Judging the history of Jewish songwriters who wrote Christmas songs that we know and love, it’s helpful to appreciate how far Jewish representation has come. I am grateful that there are at least some Hanukkah episodes on TV, or a token Hanukkah song on a Christmas album. But is a Hanukkah song worth the fight for inclusion? Do we even need a popular Hanukkah song that non-Jews and Jews alike can enjoy?
My gut used to say yes. I thought we Jews are entitled to a popular, top 40 Hanukkah song that mainstream society could enjoy, an unavoidable banger like Mariah Carey’s “All I Want for Christmas Is You.” I wanted to feel included in the winter holiday season, and to have a holiday song I could enjoy and relate to — a room of one’s own, if you will.
But as I began to think more and more about what a popular Hanukkah song would be like in our society, I had a change of heart. I realized, rooted in my desire for a popular Hanukkah song, is exactly what bothers me about Jewish songwriters writing Christmas songs: assimilating to mainstream culture.
Hanukkah is a minority holiday. Imagining non-Jews casually singing, “let’s have a party, we’ll all dance the hora” feels both cringey and appropriative. If we chose to model Hanukkah songs off Christmas songs, we would not have a holiday that is special to us or celebrates our strength amid adversity (can you imagine if we marketed Judah Maccabee as “Santa for the Jews?” At least we have the Holiday Armadillo!). Not to mention the inevitable antisemitism that would come out of it.
The holiness of Hanukkah is lost when we try to make it a copy of Christmas.
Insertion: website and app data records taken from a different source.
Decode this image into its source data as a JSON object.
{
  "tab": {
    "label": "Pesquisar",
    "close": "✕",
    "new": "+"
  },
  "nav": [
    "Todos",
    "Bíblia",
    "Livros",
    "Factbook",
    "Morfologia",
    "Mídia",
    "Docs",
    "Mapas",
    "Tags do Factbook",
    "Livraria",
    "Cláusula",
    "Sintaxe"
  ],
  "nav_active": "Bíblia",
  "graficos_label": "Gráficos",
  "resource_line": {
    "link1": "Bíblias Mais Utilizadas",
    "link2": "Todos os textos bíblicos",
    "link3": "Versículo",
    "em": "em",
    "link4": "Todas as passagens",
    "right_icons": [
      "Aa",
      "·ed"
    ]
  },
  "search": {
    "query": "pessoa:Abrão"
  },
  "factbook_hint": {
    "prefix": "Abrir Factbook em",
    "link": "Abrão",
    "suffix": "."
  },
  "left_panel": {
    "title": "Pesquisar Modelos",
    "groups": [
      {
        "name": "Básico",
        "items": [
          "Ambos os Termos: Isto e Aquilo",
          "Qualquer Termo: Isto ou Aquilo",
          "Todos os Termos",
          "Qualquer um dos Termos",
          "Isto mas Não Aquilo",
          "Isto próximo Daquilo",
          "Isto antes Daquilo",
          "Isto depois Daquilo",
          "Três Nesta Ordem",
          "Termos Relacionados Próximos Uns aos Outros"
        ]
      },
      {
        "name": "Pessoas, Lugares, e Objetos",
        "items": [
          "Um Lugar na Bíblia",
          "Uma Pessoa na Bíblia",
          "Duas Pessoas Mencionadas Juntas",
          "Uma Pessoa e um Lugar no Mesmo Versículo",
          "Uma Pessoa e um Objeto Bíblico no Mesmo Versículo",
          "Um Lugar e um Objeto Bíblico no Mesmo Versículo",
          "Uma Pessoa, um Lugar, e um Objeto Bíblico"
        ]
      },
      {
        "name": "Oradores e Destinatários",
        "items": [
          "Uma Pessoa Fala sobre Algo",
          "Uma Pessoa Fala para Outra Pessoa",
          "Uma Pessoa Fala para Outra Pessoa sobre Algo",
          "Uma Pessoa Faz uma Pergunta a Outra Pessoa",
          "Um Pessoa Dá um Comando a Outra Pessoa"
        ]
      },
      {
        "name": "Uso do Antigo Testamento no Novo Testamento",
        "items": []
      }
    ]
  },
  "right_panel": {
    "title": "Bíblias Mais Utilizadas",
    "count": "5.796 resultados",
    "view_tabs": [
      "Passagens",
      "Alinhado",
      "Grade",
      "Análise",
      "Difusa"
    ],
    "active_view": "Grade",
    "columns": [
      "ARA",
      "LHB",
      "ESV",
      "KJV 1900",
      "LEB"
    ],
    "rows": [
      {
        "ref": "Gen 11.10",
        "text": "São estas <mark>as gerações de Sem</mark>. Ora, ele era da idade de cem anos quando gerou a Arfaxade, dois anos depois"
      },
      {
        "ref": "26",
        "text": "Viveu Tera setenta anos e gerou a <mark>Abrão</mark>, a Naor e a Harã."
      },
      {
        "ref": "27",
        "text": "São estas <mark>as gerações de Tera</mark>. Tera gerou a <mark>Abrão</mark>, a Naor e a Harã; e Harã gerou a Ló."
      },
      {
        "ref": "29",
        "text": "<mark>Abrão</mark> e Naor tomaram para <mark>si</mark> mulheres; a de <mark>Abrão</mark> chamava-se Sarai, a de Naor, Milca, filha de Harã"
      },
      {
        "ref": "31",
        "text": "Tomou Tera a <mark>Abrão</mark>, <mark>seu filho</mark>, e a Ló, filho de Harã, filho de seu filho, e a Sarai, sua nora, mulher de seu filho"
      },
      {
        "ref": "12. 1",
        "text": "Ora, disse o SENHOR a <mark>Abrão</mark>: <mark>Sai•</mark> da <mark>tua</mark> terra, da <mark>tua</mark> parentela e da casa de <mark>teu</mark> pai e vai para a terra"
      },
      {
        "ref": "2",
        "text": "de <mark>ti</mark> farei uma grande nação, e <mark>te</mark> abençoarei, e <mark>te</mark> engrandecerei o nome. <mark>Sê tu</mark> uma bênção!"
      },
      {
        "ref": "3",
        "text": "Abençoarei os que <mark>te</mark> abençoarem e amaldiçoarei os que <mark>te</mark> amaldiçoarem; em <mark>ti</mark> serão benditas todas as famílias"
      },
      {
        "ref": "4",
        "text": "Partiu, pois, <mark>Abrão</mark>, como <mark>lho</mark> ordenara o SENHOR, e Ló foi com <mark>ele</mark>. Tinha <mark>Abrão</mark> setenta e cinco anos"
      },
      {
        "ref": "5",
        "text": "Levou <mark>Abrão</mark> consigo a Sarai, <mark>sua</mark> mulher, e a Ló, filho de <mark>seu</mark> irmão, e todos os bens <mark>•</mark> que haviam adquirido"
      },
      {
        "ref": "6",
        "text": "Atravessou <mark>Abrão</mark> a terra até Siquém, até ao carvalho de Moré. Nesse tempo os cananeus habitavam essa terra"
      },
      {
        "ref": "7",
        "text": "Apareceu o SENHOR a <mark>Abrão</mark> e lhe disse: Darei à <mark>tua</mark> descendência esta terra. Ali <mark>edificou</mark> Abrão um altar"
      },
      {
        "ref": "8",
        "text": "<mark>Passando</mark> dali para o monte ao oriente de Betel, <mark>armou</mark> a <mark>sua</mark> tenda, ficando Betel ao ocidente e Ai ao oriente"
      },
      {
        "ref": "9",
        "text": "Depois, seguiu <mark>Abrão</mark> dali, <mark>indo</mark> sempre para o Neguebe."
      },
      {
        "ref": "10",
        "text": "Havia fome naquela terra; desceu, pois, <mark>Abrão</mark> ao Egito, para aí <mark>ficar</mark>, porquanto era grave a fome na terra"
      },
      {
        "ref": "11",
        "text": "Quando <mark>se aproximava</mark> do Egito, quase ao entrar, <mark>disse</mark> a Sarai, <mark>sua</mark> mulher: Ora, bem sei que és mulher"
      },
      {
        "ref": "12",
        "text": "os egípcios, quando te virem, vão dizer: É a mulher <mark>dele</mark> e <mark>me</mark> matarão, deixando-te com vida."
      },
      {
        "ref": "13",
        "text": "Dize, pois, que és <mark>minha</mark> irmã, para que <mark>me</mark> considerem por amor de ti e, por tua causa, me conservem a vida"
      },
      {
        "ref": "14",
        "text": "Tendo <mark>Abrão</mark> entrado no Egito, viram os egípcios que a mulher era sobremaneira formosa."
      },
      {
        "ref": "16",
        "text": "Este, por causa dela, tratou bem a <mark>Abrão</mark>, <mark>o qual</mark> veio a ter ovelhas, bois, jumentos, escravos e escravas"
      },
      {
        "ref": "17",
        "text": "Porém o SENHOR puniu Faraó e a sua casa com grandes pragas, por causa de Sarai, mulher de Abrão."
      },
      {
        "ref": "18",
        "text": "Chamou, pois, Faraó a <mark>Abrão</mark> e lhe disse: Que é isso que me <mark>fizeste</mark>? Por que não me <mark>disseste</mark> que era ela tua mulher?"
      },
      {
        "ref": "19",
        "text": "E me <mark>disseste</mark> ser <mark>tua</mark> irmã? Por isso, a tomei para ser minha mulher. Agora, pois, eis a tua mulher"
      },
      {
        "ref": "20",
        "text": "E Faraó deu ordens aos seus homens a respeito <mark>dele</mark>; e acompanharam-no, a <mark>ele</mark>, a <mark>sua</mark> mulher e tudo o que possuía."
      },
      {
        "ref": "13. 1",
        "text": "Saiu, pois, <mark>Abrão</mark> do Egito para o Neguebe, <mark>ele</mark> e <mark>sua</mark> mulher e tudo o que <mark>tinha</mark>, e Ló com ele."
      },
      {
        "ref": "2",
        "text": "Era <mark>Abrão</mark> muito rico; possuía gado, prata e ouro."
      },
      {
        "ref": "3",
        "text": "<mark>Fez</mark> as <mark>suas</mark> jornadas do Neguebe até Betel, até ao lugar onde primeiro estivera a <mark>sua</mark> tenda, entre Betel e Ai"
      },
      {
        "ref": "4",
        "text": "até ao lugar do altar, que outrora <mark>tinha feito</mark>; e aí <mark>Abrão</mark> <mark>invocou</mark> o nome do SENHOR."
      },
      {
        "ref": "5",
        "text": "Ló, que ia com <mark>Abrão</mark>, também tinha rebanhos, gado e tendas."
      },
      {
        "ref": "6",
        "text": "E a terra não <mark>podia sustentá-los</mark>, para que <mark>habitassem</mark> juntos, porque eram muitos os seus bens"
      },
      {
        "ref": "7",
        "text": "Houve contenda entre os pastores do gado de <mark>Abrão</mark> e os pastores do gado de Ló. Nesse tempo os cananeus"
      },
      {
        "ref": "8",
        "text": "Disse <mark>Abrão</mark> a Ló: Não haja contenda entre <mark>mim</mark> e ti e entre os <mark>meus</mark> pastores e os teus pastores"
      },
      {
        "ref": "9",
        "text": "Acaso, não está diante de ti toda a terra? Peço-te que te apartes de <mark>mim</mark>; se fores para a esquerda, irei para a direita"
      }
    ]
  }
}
Instead of having one main genre and formula, Hanukkah songs represent the diverse experiences of Jews celebrating the holiday. They don’t fit into one category and that’s what makes them special.
And there are Hanukkah songs in every genre — from Sharon Jones and the Dap King’s “8 Days (Of Hanukkah)” to Daveed Diggs’ “Puppy for Hanukkah.” We have our own Hanukkah prayers, which function as songs that can allow us to connect to God. We have Hanukkah songs in Hebrew, English, Yiddish, Ladino and so much more. Our music is for us. Just as it is a miracle for oil to last eight days, Hanukkah songs, when we find them, become a special way for us to connect with one another’s unique, Jewish experience. We may not hear them on the radio, but we can make them our own and celebrate them.
So, here’s my challenge for myself and other Jews who find this season difficult: Find a Hanukkah song that brings you joy and treasure it. Make that eight songs, so you have one for each night, a gift for yourself. (I’ll be claiming “A Week and a Day” by Boyz II Menorah, because nothing gets me into the Hanukkah spirit more than nice Jewish boys, especially if they can sing.)
Or you could take on the task my father has bestowed onto me each year when I complained about the lack of Hanukkah songs on the radio: Write your own and reclaim what the Jews before us have done for Christmas. Either way, there is music that we can enjoy and empower ourselves with, even though they may not be heard by the public and the majority. Rather, we can celebrate Hanukkah music — because it’s ours.